• App and web page records:
++++++++++++++++++++
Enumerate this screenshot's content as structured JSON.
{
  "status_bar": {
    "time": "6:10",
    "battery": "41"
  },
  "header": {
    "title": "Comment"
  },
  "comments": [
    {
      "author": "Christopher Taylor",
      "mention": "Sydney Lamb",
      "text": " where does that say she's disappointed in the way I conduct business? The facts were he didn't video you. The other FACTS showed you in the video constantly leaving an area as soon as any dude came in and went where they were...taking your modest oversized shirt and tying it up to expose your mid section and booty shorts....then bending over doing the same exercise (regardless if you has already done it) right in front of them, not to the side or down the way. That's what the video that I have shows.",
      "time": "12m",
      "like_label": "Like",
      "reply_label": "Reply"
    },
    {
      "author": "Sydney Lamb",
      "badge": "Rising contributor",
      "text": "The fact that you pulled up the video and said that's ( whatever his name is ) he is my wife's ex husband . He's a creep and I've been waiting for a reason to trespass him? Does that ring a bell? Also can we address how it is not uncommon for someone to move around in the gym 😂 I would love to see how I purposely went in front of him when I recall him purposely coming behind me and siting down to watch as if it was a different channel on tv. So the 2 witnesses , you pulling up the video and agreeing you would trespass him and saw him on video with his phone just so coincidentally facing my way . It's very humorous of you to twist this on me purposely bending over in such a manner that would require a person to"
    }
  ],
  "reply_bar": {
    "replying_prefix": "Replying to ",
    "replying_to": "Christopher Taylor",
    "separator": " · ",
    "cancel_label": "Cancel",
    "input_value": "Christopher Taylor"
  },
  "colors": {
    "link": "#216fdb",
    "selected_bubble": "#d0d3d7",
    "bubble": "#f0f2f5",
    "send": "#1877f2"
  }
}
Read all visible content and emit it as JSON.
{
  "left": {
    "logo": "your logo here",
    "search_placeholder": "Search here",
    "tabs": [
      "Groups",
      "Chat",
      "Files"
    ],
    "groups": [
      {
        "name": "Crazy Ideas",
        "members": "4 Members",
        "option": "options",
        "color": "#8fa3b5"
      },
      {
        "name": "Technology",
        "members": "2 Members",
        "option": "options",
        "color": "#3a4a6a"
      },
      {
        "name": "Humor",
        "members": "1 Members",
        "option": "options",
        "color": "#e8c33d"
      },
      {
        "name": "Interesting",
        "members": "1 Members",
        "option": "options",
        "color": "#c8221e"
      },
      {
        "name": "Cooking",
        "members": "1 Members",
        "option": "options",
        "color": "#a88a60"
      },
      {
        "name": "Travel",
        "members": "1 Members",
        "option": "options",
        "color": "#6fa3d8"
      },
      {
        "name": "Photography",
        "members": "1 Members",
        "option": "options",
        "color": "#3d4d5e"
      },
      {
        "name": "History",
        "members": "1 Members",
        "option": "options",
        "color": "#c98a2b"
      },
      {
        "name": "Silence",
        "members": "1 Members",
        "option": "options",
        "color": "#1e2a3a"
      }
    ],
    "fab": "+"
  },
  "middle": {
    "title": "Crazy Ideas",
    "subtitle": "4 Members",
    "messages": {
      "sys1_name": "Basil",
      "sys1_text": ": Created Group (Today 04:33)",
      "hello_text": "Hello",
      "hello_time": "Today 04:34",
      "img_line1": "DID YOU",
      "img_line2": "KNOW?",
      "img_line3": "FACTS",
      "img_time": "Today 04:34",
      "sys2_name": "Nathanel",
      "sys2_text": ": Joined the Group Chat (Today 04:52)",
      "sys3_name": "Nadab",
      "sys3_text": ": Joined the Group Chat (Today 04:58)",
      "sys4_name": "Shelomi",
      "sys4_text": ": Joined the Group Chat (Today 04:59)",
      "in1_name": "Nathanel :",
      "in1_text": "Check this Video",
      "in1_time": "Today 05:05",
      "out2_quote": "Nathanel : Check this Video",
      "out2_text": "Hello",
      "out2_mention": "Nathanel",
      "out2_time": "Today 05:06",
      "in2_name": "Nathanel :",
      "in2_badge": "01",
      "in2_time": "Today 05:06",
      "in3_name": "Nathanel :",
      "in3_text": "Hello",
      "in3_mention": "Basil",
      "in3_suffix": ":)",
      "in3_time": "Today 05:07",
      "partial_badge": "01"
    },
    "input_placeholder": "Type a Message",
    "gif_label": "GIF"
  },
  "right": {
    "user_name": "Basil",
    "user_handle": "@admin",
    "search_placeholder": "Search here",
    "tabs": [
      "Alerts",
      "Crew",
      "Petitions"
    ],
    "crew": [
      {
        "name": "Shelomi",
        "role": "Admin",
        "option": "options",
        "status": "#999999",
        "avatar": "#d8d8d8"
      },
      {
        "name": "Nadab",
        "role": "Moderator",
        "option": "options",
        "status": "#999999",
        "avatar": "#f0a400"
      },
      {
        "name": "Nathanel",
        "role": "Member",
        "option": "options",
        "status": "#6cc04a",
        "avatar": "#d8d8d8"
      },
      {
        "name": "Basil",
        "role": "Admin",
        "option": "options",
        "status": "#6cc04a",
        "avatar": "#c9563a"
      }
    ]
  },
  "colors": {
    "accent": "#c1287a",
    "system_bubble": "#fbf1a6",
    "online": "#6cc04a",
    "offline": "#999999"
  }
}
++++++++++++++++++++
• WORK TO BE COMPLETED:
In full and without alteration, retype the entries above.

• REPLY TO THE EXERCISE:
Enumerate this screenshot's content as structured JSON.
{
  "status_bar": {
    "time": "6:10",
    "battery": "41"
  },
  "header": {
    "title": "Comment"
  },
  "comments": [
    {
      "author": "Christopher Taylor",
      "mention": "Sydney Lamb",
      "text": " where does that say she's disappointed in the way I conduct business? The facts were he didn't video you. The other FACTS showed you in the video constantly leaving an area as soon as any dude came in and went where they were...taking your modest oversized shirt and tying it up to expose your mid section and booty shorts....then bending over doing the same exercise (regardless if you has already done it) right in front of them, not to the side or down the way. That's what the video that I have shows.",
      "time": "12m",
      "like_label": "Like",
      "reply_label": "Reply"
    },
    {
      "author": "Sydney Lamb",
      "badge": "Rising contributor",
      "text": "The fact that you pulled up the video and said that's ( whatever his name is ) he is my wife's ex husband . He's a creep and I've been waiting for a reason to trespass him? Does that ring a bell? Also can we address how it is not uncommon for someone to move around in the gym 😂 I would love to see how I purposely went in front of him when I recall him purposely coming behind me and siting down to watch as if it was a different channel on tv. So the 2 witnesses , you pulling up the video and agreeing you would trespass him and saw him on video with his phone just so coincidentally facing my way . It's very humorous of you to twist this on me purposely bending over in such a manner that would require a person to"
    }
  ],
  "reply_bar": {
    "replying_prefix": "Replying to ",
    "replying_to": "Christopher Taylor",
    "separator": " · ",
    "cancel_label": "Cancel",
    "input_value": "Christopher Taylor"
  },
  "colors": {
    "link": "#216fdb",
    "selected_bubble": "#d0d3d7",
    "bubble": "#f0f2f5",
    "send": "#1877f2"
  }
}
Read all visible content and emit it as JSON.
{
  "left": {
    "logo": "your logo here",
    "search_placeholder": "Search here",
    "tabs": [
      "Groups",
      "Chat",
      "Files"
    ],
    "groups": [
      {
        "name": "Crazy Ideas",
        "members": "4 Members",
        "option": "options",
        "color": "#8fa3b5"
      },
      {
        "name": "Technology",
        "members": "2 Members",
        "option": "options",
        "color": "#3a4a6a"
      },
      {
        "name": "Humor",
        "members": "1 Members",
        "option": "options",
        "color": "#e8c33d"
      },
      {
        "name": "Interesting",
        "members": "1 Members",
        "option": "options",
        "color": "#c8221e"
      },
      {
        "name": "Cooking",
        "members": "1 Members",
        "option": "options",
        "color": "#a88a60"
      },
      {
        "name": "Travel",
        "members": "1 Members",
        "option": "options",
        "color": "#6fa3d8"
      },
      {
        "name": "Photography",
        "members": "1 Members",
        "option": "options",
        "color": "#3d4d5e"
      },
      {
        "name": "History",
        "members": "1 Members",
        "option": "options",
        "color": "#c98a2b"
      },
      {
        "name": "Silence",
        "members": "1 Members",
        "option": "options",
        "color": "#1e2a3a"
      }
    ],
    "fab": "+"
  },
  "middle": {
    "title": "Crazy Ideas",
    "subtitle": "4 Members",
    "messages": {
      "sys1_name": "Basil",
      "sys1_text": ": Created Group (Today 04:33)",
      "hello_text": "Hello",
      "hello_time": "Today 04:34",
      "img_line1": "DID YOU",
      "img_line2": "KNOW?",
      "img_line3": "FACTS",
      "img_time": "Today 04:34",
      "sys2_name": "Nathanel",
      "sys2_text": ": Joined the Group Chat (Today 04:52)",
      "sys3_name": "Nadab",
      "sys3_text": ": Joined the Group Chat (Today 04:58)",
      "sys4_name": "Shelomi",
      "sys4_text": ": Joined the Group Chat (Today 04:59)",
      "in1_name": "Nathanel :",
      "in1_text": "Check this Video",
      "in1_time": "Today 05:05",
      "out2_quote": "Nathanel : Check this Video",
      "out2_text": "Hello",
      "out2_mention": "Nathanel",
      "out2_time": "Today 05:06",
      "in2_name": "Nathanel :",
      "in2_badge": "01",
      "in2_time": "Today 05:06",
      "in3_name": "Nathanel :",
      "in3_text": "Hello",
      "in3_mention": "Basil",
      "in3_suffix": ":)",
      "in3_time": "Today 05:07",
      "partial_badge": "01"
    },
    "input_placeholder": "Type a Message",
    "gif_label": "GIF"
  },
  "right": {
    "user_name": "Basil",
    "user_handle": "@admin",
    "search_placeholder": "Search here",
    "tabs": [
      "Alerts",
      "Crew",
      "Petitions"
    ],
    "crew": [
      {
        "name": "Shelomi",
        "role": "Admin",
        "option": "options",
        "status": "#999999",
        "avatar": "#d8d8d8"
      },
      {
        "name": "Nadab",
        "role": "Moderator",
        "option": "options",
        "status": "#999999",
        "avatar": "#f0a400"
      },
      {
        "name": "Nathanel",
        "role": "Member",
        "option": "options",
        "status": "#6cc04a",
        "avatar": "#d8d8d8"
      },
      {
        "name": "Basil",
        "role": "Admin",
        "option": "options",
        "status": "#6cc04a",
        "avatar": "#c9563a"
      }
    ]
  },
  "colors": {
    "accent": "#c1287a",
    "system_bubble": "#fbf1a6",
    "online": "#6cc04a",
    "offline": "#999999"
  }
}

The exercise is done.